The white bird’s final flight

Roy’s wife cried more tears into a flagon of grief on the day the great white bird so graceful rose for the last time into the skies. She was, for the most part, past weeping, because, weak with weeping as she was, the water in her eyes had finally dried. She was, after all, filling her tenth flagon…

O how beautiful it was, that aircraft! Marcel Dassault used to be fond of saying that never a plane would leave his factories unless it was beautiful, and it must be said that machines designed in France are inevitably endowed with that elfin elegance that so characterises the hand of the French aeronautical engineer.

Thus bedecked in beauty it was that, one mournful autumn morning, Concorde set off on her last flight.

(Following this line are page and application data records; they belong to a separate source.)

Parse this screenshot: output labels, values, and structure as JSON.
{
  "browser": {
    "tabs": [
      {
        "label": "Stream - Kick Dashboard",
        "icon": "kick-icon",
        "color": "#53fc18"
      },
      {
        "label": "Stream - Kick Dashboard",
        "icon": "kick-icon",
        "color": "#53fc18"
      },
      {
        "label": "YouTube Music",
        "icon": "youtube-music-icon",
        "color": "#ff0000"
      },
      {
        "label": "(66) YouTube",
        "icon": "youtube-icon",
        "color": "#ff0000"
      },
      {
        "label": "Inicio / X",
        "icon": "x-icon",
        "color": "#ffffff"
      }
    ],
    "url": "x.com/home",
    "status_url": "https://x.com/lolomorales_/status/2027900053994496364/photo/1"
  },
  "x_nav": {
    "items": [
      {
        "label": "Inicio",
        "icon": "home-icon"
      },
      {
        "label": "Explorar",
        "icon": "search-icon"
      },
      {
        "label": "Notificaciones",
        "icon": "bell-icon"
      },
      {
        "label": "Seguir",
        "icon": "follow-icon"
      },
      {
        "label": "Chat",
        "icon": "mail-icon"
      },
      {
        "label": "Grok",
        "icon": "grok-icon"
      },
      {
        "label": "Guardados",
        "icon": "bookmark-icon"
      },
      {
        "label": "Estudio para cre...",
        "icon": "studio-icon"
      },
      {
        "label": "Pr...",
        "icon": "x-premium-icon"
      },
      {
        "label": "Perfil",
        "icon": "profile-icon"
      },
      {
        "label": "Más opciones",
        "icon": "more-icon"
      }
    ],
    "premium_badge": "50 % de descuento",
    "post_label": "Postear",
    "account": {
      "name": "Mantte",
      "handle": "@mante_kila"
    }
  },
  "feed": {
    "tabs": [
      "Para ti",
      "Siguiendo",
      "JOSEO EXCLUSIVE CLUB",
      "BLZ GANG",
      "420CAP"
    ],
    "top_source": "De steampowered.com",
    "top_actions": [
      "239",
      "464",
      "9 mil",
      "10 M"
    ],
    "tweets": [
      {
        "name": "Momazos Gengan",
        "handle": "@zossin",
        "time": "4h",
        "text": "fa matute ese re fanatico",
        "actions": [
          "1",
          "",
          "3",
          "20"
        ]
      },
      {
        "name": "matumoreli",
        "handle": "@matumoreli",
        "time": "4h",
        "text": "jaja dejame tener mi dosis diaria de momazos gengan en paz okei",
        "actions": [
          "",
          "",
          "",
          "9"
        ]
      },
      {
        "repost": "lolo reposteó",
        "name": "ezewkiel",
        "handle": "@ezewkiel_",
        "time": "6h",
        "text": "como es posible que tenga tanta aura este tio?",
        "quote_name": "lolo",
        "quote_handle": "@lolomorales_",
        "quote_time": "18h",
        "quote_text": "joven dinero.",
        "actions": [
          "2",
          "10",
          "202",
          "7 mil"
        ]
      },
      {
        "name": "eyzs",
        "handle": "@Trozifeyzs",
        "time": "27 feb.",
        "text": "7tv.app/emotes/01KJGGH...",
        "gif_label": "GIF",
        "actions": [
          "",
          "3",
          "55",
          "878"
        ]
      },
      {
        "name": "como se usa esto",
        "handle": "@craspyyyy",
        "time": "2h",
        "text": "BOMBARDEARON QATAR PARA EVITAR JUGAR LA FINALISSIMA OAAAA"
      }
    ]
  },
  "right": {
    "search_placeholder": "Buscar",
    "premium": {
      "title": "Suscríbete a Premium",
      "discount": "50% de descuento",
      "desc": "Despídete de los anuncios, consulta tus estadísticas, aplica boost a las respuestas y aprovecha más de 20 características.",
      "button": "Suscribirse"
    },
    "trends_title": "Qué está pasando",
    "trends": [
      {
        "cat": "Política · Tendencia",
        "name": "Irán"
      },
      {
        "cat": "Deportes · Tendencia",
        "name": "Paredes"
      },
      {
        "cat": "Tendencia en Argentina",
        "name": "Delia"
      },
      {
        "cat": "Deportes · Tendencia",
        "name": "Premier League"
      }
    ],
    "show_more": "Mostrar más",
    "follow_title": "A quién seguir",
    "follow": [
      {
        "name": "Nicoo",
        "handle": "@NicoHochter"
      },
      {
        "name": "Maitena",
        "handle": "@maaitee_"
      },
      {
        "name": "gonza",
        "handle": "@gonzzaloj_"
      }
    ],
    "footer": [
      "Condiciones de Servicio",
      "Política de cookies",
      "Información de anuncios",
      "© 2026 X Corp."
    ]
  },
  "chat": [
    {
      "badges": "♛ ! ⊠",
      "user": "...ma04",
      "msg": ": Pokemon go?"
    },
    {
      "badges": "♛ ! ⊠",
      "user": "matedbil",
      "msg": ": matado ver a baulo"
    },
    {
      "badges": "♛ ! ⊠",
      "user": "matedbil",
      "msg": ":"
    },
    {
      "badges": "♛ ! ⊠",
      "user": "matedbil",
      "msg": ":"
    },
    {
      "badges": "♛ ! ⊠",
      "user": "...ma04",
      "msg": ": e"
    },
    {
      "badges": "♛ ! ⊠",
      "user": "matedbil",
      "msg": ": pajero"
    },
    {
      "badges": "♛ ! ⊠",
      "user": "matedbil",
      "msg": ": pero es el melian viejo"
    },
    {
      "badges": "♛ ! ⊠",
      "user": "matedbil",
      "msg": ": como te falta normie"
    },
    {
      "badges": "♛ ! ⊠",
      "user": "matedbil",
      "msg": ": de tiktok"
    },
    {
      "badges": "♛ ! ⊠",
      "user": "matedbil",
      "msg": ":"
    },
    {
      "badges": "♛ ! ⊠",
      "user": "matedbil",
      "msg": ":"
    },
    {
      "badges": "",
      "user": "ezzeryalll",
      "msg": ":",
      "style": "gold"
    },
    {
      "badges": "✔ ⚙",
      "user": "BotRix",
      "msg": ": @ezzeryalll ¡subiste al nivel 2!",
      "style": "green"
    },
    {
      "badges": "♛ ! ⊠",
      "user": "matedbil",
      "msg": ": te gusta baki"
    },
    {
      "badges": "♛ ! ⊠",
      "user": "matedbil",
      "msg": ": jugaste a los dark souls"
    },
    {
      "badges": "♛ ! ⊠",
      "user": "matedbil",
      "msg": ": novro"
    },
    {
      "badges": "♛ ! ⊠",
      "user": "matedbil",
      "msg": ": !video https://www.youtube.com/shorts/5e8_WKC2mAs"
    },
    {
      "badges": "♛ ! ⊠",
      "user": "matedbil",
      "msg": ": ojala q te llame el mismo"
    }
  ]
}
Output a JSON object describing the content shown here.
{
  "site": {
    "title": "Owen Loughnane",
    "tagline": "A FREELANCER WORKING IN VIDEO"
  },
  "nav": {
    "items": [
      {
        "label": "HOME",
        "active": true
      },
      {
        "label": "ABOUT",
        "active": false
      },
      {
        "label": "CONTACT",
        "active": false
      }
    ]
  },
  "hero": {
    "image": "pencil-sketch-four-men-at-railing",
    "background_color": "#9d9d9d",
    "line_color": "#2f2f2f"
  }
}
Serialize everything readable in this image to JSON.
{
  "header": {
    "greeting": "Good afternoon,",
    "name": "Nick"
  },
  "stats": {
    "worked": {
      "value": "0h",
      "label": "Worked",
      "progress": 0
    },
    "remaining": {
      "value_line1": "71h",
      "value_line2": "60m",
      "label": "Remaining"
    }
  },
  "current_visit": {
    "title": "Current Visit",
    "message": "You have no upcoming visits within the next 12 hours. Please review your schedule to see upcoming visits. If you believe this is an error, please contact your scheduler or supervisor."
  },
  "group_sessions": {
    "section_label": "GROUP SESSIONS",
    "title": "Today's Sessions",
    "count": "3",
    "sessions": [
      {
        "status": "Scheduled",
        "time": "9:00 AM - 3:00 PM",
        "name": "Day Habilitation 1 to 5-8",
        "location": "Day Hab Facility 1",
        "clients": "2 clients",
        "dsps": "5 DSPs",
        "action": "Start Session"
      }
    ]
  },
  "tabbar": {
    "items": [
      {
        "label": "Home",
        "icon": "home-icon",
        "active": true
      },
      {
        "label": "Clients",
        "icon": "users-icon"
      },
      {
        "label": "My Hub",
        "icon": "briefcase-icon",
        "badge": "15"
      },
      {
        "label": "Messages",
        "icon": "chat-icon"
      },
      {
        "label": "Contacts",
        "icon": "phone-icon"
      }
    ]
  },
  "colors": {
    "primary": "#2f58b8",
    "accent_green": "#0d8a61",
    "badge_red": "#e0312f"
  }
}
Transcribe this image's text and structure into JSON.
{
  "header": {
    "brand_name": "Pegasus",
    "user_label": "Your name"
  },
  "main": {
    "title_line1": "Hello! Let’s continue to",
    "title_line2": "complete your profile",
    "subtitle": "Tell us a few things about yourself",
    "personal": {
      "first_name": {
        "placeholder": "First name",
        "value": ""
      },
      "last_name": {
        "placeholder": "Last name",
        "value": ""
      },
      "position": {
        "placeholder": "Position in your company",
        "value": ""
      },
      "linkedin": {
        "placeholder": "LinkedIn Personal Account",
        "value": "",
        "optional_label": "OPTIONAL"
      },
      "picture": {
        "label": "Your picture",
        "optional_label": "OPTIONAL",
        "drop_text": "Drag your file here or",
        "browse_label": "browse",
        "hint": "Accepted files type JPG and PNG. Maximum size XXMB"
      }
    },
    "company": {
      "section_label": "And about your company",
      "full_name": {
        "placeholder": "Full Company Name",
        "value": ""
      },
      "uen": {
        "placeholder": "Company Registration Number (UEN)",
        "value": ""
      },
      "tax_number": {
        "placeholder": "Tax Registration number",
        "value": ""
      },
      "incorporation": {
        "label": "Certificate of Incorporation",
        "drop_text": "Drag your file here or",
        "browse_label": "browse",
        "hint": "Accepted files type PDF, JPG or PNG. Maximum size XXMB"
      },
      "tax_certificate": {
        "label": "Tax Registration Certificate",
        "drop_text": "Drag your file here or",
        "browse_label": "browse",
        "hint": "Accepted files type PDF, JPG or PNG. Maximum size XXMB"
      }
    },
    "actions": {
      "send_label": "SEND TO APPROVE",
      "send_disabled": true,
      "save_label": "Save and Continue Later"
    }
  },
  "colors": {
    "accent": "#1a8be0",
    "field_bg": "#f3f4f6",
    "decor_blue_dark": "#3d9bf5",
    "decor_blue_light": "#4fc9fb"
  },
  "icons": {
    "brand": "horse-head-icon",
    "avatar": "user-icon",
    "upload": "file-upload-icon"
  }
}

What a splendid spectacle she made, champing at the bit at the lip of the runway on the day of her death! She roared, ready to pounce like a baying beast of prey, like the barely-tamed fighter aircraft that indeed she was.

In honour of the Entente Cordiale it had been decided at the design stage that the French would make the fuselage and design the aerodynamics. To the English fell the task of making the wing, and the engines beneath, and had it not been for Concorde’s engines Roy’s wife would not have become Roy’s wife, because her husband was an engineer who had come to France to work on the joint programme.

Roy spoke English with the round, fruity accent spoken in the western reaches of the perfidious island of Albion, in those very same lands through which Breton knights rode in search of King Arthur.

Roy mauled and mangled the French language in the same round, fruity accent, putting a smile on Roy’s wife’s face. That very same voice that brought tears of mirth to his adolescent daughters who, with their loving arms encircling his neck, dubbed him “our teddy daddy bear”.

Once the newly-crafted aircraft had taken to the air, test pilot André Turcat at the controls, in the erotically-charged year of 1969 so dear to Serge Gainsbourg, enthralled as he was by his amusing muse Birkin, the teams from England returned to their native shores. Minus Roy, however, for Roy loved Roy’s wife as dearly as Roy’s wife loved Roy.

Now there’s no denying that Roy enjoyed living in France. With his very own hands he built a house in Ile-de-France, beneath which he excavated a basement that ran the full length of the edifice, and which he used to house his old Alfa Romeos from the Dolce Vita days, for Roy, like all his fellow-countrymen, had a romantic heart.

Roy smoked too much. Roy drank too much. He worked too hard too, day and night. Roy smelt bad in the morning, having spent the night in his den, translating technical manuals, because that was the pretext he had found for staying in France.

“Thanks Roy!”

“No problem pal, think nothing of it,” he would say to his customer, “couldn’t leave you in the shit, could I?” 

“Morning Daddy. Pfwoaar, yuk Daddy, you stink like a bear!” one of his daughters reprimanded him that day, although secretly not minding, shameful as it was, being impregnated by that awful smell.

And so this day, the day of the final flight, she too is crying, just like her mother. Never again will she be able to fill her nostrils with the aroma of her teddy daddy bear, for he too has departed for the last time.

In all, Concorde flew for about 30 years. Roy lasted 12 years longer – not much for a man.

Leave a Reply